The City said daily water consumption last week decreased to 705 million litres a day, compared to 732 million litres the week before.
As dam levels had been increasing following substantial rainfall recently, some residents are asking whether water tariffs can be lowered. The City said the amount of water in City dams, shared with other municipalities, did not directly influence the cost of delivering the overall water and sanitation service.
Local Government, Environmental Affairs and Development Planning MEC Anton Bredell said the provincial dam levels were looking “very good” for this time of year. However, he said said the provincial government remained concerned about an agricultural drought in some parts of the Western Cape.
“Based on the latest bi-annual field assessment, the Western Cape Department of Agriculture has categorised the veld conditions in parts of the Central Karoo, Garden Route and northern part of the West Coast District as critical or extremely critical. This follows years of continued drought in those areas.”
Bredell also welcomed the decision by the National Disaster Management Centre to issue a National Drought Declaration for South Africa on July 20, which he said would open a way to securing further support for farmers in the drought-stricken areas.

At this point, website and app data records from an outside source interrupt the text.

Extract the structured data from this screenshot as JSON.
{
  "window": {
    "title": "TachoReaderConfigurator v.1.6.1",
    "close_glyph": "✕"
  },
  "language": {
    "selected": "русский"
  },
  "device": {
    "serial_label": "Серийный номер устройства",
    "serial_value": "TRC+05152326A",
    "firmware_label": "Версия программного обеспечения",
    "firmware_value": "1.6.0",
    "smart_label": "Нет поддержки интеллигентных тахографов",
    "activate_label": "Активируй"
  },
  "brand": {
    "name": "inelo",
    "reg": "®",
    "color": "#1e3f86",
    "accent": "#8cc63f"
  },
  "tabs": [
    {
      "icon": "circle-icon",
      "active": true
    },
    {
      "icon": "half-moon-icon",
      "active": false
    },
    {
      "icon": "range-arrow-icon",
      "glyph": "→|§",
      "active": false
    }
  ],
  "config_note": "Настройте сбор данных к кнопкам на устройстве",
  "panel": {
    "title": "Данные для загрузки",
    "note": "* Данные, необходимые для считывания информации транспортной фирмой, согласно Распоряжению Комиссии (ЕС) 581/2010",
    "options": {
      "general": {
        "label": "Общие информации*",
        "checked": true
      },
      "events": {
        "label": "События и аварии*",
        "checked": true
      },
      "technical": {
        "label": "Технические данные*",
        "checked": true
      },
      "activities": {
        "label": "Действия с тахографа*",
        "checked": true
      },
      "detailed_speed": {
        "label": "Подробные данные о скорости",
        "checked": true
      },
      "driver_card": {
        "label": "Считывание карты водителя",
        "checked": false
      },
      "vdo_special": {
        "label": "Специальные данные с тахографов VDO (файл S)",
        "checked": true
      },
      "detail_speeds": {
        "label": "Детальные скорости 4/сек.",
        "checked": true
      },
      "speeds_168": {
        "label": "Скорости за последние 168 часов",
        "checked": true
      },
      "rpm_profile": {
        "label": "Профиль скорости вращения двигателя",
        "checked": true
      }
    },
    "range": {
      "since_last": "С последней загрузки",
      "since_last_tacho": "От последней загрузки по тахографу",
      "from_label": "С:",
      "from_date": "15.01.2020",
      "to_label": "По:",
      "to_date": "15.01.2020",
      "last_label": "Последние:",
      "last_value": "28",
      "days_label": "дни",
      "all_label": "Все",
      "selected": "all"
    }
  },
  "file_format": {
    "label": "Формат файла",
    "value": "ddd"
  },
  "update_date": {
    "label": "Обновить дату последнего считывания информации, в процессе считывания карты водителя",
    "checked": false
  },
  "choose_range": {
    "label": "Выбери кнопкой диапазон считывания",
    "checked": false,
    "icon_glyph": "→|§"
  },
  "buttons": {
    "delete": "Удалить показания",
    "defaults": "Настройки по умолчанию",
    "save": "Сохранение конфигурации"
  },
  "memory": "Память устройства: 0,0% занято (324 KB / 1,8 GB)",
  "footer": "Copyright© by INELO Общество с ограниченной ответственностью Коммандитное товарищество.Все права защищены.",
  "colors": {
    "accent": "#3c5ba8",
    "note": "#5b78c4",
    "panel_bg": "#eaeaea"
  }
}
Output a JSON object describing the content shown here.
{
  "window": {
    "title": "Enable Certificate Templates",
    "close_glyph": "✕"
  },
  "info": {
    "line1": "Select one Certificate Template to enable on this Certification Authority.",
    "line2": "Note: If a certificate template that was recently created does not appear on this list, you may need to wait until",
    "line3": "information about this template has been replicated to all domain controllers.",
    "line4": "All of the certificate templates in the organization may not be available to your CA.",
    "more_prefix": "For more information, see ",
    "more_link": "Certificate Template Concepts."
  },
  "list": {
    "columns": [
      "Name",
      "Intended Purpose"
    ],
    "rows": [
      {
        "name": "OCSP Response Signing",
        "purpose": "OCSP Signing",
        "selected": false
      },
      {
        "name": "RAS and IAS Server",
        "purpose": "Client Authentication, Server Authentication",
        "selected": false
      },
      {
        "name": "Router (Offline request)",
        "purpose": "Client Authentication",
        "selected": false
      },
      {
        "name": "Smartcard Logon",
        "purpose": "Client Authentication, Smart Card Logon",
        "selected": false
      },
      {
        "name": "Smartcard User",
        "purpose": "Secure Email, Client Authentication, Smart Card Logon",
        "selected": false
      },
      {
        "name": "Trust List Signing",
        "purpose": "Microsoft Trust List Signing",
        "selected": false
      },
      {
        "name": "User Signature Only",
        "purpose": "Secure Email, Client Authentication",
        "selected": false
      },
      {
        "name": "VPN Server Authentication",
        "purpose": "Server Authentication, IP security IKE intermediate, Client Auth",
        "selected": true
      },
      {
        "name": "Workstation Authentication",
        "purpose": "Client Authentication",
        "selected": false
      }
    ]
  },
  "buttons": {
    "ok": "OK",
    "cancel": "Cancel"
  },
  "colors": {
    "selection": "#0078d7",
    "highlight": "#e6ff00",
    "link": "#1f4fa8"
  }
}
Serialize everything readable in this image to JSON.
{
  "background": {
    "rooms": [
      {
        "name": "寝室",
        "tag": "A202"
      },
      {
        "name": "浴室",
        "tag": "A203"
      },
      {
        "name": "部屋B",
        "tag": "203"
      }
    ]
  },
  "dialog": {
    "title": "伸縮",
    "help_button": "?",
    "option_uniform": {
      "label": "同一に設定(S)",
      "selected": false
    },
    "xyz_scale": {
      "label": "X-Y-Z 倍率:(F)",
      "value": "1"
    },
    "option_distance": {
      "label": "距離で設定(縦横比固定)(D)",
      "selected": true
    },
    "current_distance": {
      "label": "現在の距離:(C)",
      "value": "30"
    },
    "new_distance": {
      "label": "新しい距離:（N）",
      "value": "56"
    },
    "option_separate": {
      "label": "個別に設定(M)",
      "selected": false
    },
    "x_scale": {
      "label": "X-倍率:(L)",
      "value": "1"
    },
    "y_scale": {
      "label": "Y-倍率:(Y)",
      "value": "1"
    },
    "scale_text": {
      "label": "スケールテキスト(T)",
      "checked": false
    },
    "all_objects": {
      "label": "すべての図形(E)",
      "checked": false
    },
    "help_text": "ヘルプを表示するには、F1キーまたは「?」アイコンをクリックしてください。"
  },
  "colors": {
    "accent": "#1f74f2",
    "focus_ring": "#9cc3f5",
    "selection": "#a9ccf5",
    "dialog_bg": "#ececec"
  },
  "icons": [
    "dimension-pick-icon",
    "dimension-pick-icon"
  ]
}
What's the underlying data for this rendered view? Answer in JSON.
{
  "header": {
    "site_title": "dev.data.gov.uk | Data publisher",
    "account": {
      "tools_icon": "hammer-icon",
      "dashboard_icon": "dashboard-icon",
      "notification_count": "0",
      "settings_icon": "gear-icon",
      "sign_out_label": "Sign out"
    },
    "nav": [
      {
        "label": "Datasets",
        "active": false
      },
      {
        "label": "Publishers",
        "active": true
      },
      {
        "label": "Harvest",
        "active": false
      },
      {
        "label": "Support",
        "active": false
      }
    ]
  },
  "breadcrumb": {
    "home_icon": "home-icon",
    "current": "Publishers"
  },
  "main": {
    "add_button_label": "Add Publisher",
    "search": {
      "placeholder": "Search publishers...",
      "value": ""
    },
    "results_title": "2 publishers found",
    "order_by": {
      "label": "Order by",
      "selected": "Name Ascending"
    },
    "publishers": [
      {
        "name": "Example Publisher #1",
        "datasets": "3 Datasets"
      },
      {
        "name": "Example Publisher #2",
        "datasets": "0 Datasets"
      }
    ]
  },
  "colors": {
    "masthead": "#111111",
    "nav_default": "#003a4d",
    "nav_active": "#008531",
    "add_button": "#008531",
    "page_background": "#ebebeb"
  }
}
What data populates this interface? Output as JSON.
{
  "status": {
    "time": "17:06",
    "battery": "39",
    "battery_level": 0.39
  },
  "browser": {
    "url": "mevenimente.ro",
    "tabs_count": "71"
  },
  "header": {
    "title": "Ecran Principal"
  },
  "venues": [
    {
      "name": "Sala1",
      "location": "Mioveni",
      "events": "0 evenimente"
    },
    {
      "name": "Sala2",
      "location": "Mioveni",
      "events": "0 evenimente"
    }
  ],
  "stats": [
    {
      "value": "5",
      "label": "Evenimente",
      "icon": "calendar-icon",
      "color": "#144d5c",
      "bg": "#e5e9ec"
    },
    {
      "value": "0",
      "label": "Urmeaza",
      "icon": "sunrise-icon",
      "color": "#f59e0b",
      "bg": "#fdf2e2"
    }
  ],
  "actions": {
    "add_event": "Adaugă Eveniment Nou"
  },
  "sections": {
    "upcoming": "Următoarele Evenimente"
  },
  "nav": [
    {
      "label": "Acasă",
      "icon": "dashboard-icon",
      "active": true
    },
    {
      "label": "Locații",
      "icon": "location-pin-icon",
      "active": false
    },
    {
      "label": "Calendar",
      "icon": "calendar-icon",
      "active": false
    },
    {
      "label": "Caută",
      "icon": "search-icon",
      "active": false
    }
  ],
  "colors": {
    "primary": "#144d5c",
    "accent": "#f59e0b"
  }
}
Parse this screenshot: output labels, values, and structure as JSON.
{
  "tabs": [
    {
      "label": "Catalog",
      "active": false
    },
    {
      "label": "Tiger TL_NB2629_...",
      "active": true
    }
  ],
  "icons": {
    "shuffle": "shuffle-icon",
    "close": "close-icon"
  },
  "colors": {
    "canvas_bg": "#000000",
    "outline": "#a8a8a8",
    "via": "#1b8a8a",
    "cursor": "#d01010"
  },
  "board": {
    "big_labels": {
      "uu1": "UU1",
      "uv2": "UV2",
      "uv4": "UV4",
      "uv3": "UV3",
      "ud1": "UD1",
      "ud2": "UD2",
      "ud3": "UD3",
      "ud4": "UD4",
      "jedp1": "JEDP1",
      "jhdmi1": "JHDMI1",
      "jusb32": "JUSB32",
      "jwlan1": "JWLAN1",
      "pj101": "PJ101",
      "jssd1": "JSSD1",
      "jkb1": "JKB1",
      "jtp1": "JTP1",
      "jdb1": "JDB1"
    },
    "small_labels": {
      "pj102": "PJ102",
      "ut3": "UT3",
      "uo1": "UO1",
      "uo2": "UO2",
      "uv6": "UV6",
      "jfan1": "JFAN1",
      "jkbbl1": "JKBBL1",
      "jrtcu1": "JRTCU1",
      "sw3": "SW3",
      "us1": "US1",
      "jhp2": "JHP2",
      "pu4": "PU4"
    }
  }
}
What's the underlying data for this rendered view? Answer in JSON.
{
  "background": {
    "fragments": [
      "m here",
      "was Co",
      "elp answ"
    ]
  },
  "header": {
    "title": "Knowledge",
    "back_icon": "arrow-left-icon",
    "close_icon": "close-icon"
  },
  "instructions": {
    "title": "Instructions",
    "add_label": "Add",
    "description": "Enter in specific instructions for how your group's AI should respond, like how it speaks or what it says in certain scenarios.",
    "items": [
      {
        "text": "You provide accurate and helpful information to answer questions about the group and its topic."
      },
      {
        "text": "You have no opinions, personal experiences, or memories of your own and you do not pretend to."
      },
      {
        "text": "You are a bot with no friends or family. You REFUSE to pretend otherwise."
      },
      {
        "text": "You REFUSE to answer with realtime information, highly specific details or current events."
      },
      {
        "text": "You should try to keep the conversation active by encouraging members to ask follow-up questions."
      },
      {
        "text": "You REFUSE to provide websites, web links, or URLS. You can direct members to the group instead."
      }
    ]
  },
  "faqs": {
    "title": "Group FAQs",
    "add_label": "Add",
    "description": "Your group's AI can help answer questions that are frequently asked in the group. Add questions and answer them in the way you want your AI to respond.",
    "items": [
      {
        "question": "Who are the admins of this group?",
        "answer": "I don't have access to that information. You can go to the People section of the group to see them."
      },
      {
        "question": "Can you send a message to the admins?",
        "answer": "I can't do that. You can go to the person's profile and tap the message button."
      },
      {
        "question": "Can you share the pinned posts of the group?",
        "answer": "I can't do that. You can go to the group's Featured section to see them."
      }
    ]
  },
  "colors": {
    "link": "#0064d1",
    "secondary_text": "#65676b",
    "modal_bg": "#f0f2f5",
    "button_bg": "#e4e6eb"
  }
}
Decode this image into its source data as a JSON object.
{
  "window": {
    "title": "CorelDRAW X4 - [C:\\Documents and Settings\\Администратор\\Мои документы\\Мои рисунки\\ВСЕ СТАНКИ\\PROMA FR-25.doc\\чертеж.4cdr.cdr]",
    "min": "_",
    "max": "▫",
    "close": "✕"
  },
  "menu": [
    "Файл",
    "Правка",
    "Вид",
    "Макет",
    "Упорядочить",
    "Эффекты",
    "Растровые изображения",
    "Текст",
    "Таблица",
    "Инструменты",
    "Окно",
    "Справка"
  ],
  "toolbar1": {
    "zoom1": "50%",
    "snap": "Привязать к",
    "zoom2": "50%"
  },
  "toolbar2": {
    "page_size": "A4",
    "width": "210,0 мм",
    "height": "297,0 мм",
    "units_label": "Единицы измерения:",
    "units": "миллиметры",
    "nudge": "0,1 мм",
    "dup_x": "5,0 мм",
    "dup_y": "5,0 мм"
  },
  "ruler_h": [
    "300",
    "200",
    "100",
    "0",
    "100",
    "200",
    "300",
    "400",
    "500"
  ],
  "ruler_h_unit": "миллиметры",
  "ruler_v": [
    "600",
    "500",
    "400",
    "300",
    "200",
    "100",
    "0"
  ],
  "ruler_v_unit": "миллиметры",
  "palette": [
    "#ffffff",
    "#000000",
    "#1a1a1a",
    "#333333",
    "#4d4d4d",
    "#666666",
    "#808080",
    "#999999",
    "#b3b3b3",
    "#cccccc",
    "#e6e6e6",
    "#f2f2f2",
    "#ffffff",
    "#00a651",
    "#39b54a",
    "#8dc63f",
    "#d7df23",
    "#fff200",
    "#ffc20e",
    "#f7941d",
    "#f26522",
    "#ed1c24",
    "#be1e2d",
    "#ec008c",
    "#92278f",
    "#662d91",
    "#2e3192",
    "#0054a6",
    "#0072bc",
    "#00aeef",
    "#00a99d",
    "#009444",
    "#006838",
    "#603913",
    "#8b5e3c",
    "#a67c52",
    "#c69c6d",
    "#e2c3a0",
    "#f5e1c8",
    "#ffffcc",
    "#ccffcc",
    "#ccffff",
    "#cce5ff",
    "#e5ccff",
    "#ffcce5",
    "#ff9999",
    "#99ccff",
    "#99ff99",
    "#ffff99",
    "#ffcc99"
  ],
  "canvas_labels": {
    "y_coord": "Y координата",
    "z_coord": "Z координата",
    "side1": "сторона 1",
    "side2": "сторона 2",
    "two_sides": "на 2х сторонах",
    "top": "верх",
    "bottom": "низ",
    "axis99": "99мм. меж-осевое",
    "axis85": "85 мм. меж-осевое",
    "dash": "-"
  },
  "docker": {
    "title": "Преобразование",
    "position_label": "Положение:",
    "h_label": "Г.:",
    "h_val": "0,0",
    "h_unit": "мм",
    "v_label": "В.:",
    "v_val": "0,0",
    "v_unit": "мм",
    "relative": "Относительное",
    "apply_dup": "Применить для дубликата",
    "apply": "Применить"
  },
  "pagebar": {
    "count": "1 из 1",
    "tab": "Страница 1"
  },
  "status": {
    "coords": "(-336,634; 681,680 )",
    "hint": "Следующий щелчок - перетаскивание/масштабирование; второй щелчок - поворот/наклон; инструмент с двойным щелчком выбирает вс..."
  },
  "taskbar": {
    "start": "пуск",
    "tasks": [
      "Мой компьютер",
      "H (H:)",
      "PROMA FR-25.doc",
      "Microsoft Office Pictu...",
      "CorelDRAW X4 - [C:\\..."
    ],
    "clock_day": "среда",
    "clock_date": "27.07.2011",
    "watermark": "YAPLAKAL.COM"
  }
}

Cape Town Weather Office forecaster Stella Nake said there are no alerts valid for today in the region, however there was a 30% of showers in the city.